Investing in Animal Welfare and Health With Mark Pieloch

Mark Pieloch is a noted entrepreneur who has created several specialty pharmaceutical firms dedicated to improving the health of cats, dogs and horses. The charitable contributions Pieloch makes to animal-welfare organizations, however, constitute some of his most important investments. Groups like the Capital Humane Society, the Beach Park Animal Hospital, the Central Florida Animal Reserve and other nonprofits offer hope and shelter to homeless animals and practice responsible rehoming to provide brighter futures for pet owners and their cherished four-legged companions. By supporting the work of these organizations, Mark Pieloch hopes to create a better world for both people and pets.

Mark Pieloch: The Value of Community-Based Animal Shelters

Mark Pieloch is integrally involved in supporting the work of animal-care organizations in the neighborhoods, communities and cities in which he lives and works. As the owner and founder of several pharmaceutical firms specializing in creating nutrition supplements and other health products for companion animals, Pieloch is committed to improving the lives of homeless pets. He has demonstrated this commitment with large donations to the Capital Humane Society in Lincoln, Nebraska, to the Central Florida Animal Reserve and to the Waukegan Park District K9 Trace and Pace fundraiser.

Mark Pieloch Sponsors UNL Western Horsemanship Equestrian Team

As a sponsor of the Western and Hunt Seat Horsemanship Equitation Team at the University of Nebraska-Lincoln (UNL), Mark Pieloch has provided Phycox products and financial support for the team’s activities and competitions. Prospective members are required to try out to earn their place on the team and must comply with IHSA rules throughout their participation. Team members must attend weekly practices, pay dues and participate in fundraisers. These fundraisers help pay for ongoing expenses that include buses to and from competitions, team jerseys and entry fees. Exhibitions and performances can also provide added funds to support team activities.

At UNL, riders can compete in six divisions that correspond to their level of achievement in the equestrian arts. Beginners can compete against others at their own level, and advanced riders can take on more difficult challenges as their skill improves. Hunt Seat competitors are classified into eight divisions; they also compete against others with similar skill levels and abilities.

Members of the UNL Western and Hunt Seat Horsemanship teams ride university-owned horses during all practices and competitions. Riders are ranked and earn points according to their performance at shows and competitive events throughout the year. Team members who obtain 36 points during the course of competitions move up to the next division and are qualified to compete in Regionals.

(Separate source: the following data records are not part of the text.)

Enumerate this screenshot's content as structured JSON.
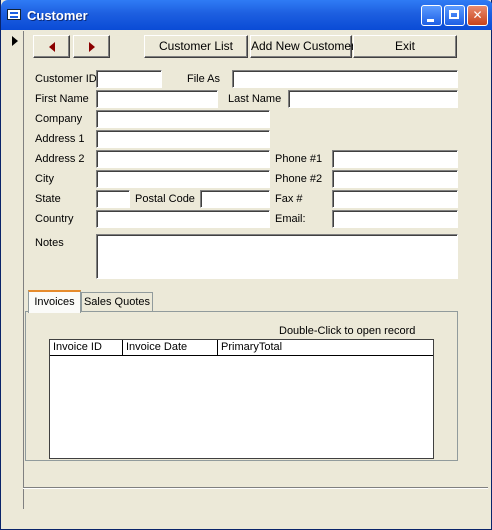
{
  "window": {
    "title": "Customer"
  },
  "nav": {
    "prev_icon": "triangle-left-icon",
    "next_icon": "triangle-right-icon",
    "customer_list_label": "Customer List",
    "add_new_customer_label": "Add New Customer",
    "exit_label": "Exit"
  },
  "form": {
    "customer_id": {
      "label": "Customer ID",
      "value": ""
    },
    "file_as": {
      "label": "File As",
      "value": ""
    },
    "first_name": {
      "label": "First Name",
      "value": ""
    },
    "last_name": {
      "label": "Last Name",
      "value": ""
    },
    "company": {
      "label": "Company",
      "value": ""
    },
    "address1": {
      "label": "Address 1",
      "value": ""
    },
    "address2": {
      "label": "Address 2",
      "value": ""
    },
    "phone1": {
      "label": "Phone #1",
      "value": ""
    },
    "city": {
      "label": "City",
      "value": ""
    },
    "phone2": {
      "label": "Phone #2",
      "value": ""
    },
    "state": {
      "label": "State",
      "value": ""
    },
    "postal_code": {
      "label": "Postal Code",
      "value": ""
    },
    "fax": {
      "label": "Fax #",
      "value": ""
    },
    "country": {
      "label": "Country",
      "value": ""
    },
    "email": {
      "label": "Email:",
      "value": ""
    },
    "notes": {
      "label": "Notes",
      "value": ""
    }
  },
  "tabs": [
    {
      "label": "Invoices",
      "active": true
    },
    {
      "label": "Sales Quotes",
      "active": false
    }
  ],
  "invoices": {
    "hint": "Double-Click to open record",
    "columns": [
      "Invoice ID",
      "Invoice Date",
      "PrimaryTotal"
    ],
    "rows": []
  },
  "colors": {
    "titlebar": "#0a4bd6",
    "face": "#ece9d8",
    "nav_arrow": "#8b0000",
    "active_tab_accent": "#e68b2c"
  }
}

The top two performers in the Regionals compete in Zones. Finally, the top two riders in the Zones move up to compete at the Nationals. The UNL team depends on the help of sponsors like Mark Pieloch to support their activities throughout the year.

Mark Pieloch: Helping Big Cats at the Central Florida Animal Reserve

Mark Pieloch’s $12,000 donation to the Central Florida Animal Reserve allowed much-needed repairs after high winds damaged the refrigeration system and dismantled part of the shelters for big cats living in the reserve.

Pieloch is the owner of PSPC Inc., a firm that manufactures and distributes medications and nutritional supplements for companion animals, including dogs, cats and horses. When Pieloch heard about the plight of the big cats at the Central Florida Animal Reserve, he contacted Dr. Thomas Blue to find out how he could help. The $12,000 donation covered all necessary repairs to restore functionality after the storm.

More than 45 big cats have found a home at the Central Florida Animal Reserve. Many of these cats were rescued from unsuitable living conditions, were surrendered by unprepared owners or were born on the premises of the reserve to animals already there. Cougars, leopards, tigers and lions are among the residents of the reserve and enjoy the best possible care from Blue and his staff of volunteers. The Central Florida Animal Reserve and the big cats under its care will be moving in the next two years to a new facility better suited to the needs of these beautiful animals.

Mark Pieloch’s commitment to pets and animals of all types has motivated his generosity toward the Central Florida Animal Reserve and other animal-care organizations. His efforts have improved the lot of homeless cats, dogs and other companion animals in Florida, Nebraska and other areas around the United States.